Other than in express provisions in the contract, a termination right can arise under common law. Examples include:
- Breach of a condition: breach of a fundamental term of a contract, which entitles the innocent party to terminate the contract. Unless a contract specifies that a particular clause is a condition, the court will determine this by looking at the intention of the parties.
- Repudiatory breach: breach of a clause which is not a condition, but where the breach is so serious that it deprives the innocent party of substantially the whole benefit of the contract.
- Renunciation: by words or conduct, one party shows an intention no longer to be bound by the contract.
- Frustration: contractual obligations become fundamentally altered or impossible to fulfil after an unforeseen supervening event. The doctrine of frustration is typically difficult to establish and it is preferable (where possible) to rely instead on specific FM provisions in the contract.
Termination notices and formalities
If a party wishes to exercise a termination right, a key point is how and when this should be communicated to the other party.
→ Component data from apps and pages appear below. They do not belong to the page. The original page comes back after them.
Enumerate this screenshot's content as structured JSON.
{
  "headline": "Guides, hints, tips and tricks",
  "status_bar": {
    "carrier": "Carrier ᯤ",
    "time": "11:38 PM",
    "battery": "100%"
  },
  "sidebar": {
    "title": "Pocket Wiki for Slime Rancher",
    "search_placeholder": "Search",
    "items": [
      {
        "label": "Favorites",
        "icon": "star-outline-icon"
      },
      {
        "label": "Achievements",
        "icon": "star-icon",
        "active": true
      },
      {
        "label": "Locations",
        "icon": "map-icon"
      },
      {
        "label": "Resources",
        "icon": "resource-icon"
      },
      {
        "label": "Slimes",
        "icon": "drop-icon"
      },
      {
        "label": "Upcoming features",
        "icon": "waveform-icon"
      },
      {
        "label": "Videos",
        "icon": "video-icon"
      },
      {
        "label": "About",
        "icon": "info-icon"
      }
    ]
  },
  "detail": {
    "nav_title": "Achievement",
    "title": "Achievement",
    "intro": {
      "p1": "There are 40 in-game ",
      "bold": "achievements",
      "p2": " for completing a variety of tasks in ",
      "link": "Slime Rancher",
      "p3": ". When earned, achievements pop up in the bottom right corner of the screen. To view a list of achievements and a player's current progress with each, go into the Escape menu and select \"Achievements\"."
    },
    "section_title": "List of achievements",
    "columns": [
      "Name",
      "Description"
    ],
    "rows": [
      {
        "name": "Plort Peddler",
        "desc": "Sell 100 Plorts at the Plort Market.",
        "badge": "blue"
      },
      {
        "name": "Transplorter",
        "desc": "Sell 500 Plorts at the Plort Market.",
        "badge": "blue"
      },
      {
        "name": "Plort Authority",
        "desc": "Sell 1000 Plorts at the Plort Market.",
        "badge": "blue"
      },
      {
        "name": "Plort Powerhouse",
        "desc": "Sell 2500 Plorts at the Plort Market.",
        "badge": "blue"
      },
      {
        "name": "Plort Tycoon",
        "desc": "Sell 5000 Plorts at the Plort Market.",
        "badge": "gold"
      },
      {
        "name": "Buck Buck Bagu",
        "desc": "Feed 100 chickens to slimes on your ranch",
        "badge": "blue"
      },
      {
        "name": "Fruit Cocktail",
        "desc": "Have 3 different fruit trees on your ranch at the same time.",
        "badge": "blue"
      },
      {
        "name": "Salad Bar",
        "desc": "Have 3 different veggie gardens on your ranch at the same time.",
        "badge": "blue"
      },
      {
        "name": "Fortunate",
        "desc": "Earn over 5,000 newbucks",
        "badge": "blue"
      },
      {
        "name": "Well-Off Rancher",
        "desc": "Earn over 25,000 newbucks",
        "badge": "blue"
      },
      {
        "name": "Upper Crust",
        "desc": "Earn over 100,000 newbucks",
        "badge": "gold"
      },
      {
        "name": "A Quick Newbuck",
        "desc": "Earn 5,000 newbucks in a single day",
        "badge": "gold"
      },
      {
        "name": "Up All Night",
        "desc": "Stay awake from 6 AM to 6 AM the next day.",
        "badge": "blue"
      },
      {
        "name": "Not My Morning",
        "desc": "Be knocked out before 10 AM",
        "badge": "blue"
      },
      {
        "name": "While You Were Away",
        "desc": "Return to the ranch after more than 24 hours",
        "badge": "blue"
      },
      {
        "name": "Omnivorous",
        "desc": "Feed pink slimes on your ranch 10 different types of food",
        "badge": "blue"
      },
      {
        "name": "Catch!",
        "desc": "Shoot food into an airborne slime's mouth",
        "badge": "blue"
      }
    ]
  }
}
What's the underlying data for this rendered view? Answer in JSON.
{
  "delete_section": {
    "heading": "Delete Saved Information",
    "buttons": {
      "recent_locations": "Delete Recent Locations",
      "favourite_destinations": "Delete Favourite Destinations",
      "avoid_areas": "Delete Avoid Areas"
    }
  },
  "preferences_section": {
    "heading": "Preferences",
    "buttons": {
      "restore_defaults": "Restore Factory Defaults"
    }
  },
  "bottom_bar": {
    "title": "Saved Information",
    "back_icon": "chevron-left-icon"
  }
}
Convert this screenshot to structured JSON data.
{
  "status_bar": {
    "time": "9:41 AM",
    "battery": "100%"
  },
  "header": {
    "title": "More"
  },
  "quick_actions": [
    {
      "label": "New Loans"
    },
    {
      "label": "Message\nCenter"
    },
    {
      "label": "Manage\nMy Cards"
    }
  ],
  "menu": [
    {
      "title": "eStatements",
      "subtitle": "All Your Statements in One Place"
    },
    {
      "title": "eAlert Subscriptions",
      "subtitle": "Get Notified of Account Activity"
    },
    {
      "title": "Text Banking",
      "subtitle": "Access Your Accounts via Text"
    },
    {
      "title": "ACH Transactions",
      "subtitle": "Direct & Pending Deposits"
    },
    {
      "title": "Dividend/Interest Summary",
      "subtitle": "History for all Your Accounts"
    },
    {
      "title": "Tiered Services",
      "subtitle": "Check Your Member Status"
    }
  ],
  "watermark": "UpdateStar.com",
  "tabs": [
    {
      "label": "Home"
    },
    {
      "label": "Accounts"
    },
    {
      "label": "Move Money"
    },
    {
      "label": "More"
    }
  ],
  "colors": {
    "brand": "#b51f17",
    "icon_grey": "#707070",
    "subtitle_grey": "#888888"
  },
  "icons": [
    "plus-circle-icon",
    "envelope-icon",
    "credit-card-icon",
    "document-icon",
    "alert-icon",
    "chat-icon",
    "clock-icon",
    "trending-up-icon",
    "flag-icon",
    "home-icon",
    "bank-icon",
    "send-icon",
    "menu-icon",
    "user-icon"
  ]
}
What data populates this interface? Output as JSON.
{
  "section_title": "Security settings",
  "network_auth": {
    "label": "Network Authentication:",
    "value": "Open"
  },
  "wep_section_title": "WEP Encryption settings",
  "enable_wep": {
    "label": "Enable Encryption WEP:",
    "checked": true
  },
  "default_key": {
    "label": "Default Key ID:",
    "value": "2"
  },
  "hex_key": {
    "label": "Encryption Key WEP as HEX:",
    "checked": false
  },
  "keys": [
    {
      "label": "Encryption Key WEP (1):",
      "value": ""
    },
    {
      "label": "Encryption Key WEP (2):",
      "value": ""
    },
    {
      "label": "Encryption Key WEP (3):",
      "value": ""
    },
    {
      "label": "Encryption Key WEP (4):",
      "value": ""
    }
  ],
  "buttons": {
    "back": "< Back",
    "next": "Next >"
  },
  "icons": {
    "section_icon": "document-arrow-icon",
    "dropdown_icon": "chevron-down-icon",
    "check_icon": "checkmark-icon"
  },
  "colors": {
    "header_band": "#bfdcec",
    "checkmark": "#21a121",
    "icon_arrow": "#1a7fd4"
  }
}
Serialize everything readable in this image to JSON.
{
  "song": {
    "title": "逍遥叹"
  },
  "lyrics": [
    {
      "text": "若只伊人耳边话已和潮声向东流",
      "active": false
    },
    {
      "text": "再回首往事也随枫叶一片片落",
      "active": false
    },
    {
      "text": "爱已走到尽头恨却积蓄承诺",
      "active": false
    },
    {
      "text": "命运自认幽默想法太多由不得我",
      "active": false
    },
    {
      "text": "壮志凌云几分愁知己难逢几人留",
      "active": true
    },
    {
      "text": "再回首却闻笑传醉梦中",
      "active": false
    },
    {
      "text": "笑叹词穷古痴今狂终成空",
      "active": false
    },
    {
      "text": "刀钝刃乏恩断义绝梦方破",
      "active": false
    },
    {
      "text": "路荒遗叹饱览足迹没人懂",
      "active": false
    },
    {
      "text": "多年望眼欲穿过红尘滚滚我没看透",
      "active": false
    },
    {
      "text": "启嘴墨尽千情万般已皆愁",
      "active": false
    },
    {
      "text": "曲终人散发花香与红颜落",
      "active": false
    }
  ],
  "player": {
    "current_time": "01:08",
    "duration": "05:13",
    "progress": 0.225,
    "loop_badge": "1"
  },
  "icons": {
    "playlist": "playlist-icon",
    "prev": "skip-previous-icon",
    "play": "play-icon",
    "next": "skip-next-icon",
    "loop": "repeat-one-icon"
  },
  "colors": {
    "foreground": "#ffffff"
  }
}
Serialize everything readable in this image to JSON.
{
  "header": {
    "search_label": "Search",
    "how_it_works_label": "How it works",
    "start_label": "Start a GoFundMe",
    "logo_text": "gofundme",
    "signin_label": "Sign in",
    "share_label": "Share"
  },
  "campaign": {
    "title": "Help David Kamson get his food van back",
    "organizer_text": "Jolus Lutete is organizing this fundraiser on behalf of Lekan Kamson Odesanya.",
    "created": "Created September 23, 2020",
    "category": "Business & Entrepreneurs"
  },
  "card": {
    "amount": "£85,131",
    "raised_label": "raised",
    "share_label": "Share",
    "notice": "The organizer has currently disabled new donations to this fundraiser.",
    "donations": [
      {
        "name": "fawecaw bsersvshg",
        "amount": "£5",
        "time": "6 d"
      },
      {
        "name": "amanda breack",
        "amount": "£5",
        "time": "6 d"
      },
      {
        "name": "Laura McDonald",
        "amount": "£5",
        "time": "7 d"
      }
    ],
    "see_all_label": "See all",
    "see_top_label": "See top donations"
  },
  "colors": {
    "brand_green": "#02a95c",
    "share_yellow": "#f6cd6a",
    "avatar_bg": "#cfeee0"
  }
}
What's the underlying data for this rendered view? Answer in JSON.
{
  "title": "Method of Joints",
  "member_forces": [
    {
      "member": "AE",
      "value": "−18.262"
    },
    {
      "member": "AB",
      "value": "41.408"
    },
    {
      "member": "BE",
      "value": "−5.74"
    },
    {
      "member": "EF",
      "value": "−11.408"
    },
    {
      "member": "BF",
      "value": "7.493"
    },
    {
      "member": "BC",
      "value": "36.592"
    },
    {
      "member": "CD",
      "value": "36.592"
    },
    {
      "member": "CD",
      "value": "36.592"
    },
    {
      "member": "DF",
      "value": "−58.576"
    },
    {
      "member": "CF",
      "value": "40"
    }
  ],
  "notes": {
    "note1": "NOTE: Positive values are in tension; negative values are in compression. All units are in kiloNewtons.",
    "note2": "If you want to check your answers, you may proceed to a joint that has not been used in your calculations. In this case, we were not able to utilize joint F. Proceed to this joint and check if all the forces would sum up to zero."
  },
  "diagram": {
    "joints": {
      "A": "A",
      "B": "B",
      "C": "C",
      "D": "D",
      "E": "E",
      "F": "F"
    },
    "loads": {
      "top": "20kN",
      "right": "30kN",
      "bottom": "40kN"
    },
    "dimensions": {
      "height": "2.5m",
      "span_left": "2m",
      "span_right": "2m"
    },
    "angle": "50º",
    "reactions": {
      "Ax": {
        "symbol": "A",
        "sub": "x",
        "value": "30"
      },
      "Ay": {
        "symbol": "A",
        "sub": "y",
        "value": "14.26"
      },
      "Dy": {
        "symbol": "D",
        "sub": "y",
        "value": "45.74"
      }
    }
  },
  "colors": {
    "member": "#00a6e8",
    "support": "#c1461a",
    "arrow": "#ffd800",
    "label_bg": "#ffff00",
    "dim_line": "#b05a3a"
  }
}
It is important to check what the contract requires in terms of the form of any termination notice. For example, does it have to be sent by email, courier, fax, or all of these methods? Who should it be addressed to? Failure to comply with the notice requirements in the contract may well invalidate any termination notice, so it is extremely important to get this step right.
Before terminating, it is always advisable to check any requirements relating to remedy or cure of the breach. For example, in the case of non-payment of hire, charterparties commonly require Owners to give notice to charterers of this breach and provide a grace period for payment, before being entitled to withdraw the vessel, thereby terminating the charterparty (1).
Even if a termination notice has been served, this does not mean that negotiations cannot continue between the parties. This might be either to “revive” the contract or agree a new set of terms, such as reduced rates or extended delivery periods under charterparties or shipbuilding contracts.
It should be kept in mind that any such negotiations between parties are admissible in any future court proceedings. In most settlement discussions, parties should include the words “without prejudice” in correspondence/documents. This gives parties more comfort that any concessions they make in negotiations will not be used against them if the matter does end up in court or arbitration.
Please keep an eye on our blog for future articles in this series which will be posted in the coming weeks.
(1) For example, see clause 11(b) of the BIMCO NYPE Time Charterparty: https://bi-cd02.bimco.org/contracts-and-clauses/bimco-contracts/~/link.aspx?_id=EEBE70C0DDB44328BFE184C79D2BA623&_z=z#